In ancient times, societies worshiped Gods, like the Egyptian deities: Ra of the sun, Geb of the earth, and Isis the beautiful goddess associated with, among other things, life, the winds, and the heavens.
Since the ancient Egyptians ruled the earth, thousands of years have elapsed. And slowly over this time, man’s affinity for material things has supplanted his relations with nature. The gods of yesteryear have been displaced by a more recently ordained spirit: technology.
Modern day technology aficionados swear the world has become a better, more efficient place with the advent of tiny gadgets and applications that do anything everywhere.
We video chat instantly with friends and relatives across the globe. Our smartphones guide us through less traveled local pubs when we are lost. Twins separated at birth are reunited through Facebook.
What could be better, you ask?
If the law of conservation of energy holds true, total energy cannot change in an isolated system. If something is gained, something must also be lost. If we gain efficiency and access to masses of information through technology, then what is lost?
All is lost, if you ask librarians, booksellers, and bibliophiles. With this devotion to gadgets comes a departure from reading, which is a tragic cost for modern intelligentsia.
How rare it is, in this day, to chance upon a peer who announces that his ideal leisure activity is reading a novel or a nonfiction piece!
Instead, the majority of us prefer to browse the web, channel surf, gossip, or simply chillax. After a 40-hour workweek, reading—because it involves imagining, analyzing, and thinking—is often the last endeavor many would call calming.
Sadly, even those of us who proudly boast of our superior educational credentials have let this ancient pastime fall to the wayside. I am referencing those degree recipients who have yet to read a book since they received their diplomas at commencement. (Hopefully, you are not among this crowd.) Ironically, such behavior is precisely the opposite of what a word like commencement intimates.
From the Book of Our Ancestors, we are told: “The whole point of an education is to learn to do what you need to do whether you like it or not.”
Ultimately, true education instills a discipline upon us that commands us to toil when we are tired, to persevere until the job is done; and for those of us who have reached the summit of scholastic achievement, to conceive of a job that, though it is yet to exist, necessitates doing.
Graduation from an institution of higher learning should, in its essence, become a springboard to further inquiries.

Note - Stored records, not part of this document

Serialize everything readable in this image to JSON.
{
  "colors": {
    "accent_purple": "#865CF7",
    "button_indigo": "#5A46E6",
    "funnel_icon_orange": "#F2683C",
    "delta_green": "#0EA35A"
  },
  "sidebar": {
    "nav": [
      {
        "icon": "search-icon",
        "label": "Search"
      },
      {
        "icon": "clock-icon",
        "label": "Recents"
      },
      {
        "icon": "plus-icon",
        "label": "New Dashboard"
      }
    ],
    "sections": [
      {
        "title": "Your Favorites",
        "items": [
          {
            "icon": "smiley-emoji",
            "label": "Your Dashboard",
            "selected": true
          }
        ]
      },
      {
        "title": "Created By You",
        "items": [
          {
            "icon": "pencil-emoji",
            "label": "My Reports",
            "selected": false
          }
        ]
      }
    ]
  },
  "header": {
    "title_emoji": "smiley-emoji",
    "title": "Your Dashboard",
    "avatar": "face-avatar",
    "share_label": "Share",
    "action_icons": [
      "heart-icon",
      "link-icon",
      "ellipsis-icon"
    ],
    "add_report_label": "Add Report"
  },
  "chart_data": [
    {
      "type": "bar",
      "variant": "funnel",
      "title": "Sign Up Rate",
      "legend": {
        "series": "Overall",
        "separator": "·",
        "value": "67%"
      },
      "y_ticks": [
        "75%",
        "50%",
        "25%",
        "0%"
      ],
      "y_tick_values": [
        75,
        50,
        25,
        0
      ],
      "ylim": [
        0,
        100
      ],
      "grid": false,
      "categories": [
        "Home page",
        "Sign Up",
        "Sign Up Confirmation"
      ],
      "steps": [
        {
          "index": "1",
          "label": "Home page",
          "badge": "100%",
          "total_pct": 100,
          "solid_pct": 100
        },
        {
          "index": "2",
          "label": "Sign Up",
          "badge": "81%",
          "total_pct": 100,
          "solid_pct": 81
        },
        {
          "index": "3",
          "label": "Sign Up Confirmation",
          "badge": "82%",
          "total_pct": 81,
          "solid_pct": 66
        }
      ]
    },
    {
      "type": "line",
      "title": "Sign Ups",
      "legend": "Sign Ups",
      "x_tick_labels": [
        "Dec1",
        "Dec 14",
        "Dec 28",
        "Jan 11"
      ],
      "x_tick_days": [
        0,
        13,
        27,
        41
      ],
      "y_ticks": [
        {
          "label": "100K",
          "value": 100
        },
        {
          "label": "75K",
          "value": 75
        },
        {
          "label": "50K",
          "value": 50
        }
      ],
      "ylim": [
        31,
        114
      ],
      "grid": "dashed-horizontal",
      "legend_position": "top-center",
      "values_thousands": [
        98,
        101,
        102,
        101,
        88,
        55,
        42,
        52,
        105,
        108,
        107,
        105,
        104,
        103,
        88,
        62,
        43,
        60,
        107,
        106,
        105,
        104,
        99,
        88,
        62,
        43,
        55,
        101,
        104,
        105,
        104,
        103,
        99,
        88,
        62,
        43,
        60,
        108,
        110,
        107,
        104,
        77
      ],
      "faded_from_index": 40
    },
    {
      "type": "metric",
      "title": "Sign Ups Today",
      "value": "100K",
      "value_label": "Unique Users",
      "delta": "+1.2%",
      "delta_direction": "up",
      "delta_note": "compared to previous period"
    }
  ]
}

This onset of a career of curiosity is satiated by questions then answers discovered through thorough research, out of which more questions arise.
The process begins again. Surely, reading is an integral component of this cycle.
But instead we have become accustomed to reading for the test, or for our occupation, and nothing more.
What’s worse, this cataclysmic trend of eschewing reading has also overcome our children.
Parents, who are hooked on electronics, gift their babies and toddlers tablets and smartphones. They entrust the responsibility of developing a love for reading in their children to the schools.
The mentality of the poor—whether poor in finances or in intellect—is that parents are only responsible for providing a roof over their children’s heads and food in their mouths.
They blame their busy lives and multiple jobs for not allowing time for them to read with their children. They blame hyperactive children for not being able to sit still.
They spread blame around like a mosquito spreads malaria.
But these parents are missing the point. They fail to understand that if reading is done regularly, children will learn to sit still. They will develop good habits, learn how to focus, and increase their attention spans. They will do better in school.
Food, clothing, and shelter will allow children to develop their bodies but never entirely their brains. In addition to these basic needs, brains require added stimulation.
Children are exposed to language through speech, listening, song, and of course reading. They should connect words with meanings and emotions in the absence of computer, television, PDA, and mobile screens.
Reading is the gateway to different worlds. It is fundamental to learning. It forges more knowledgeable and informed adults, and one would hope, better citizens.
Reading apprises us of historical successes and failures. It gives us a window to our souls and the secrets of our enemies.
Technology is a sham of a deity, if it is one at all. The civilization that will vanquish others will be the one where the book goddess reclaims her rightful throne.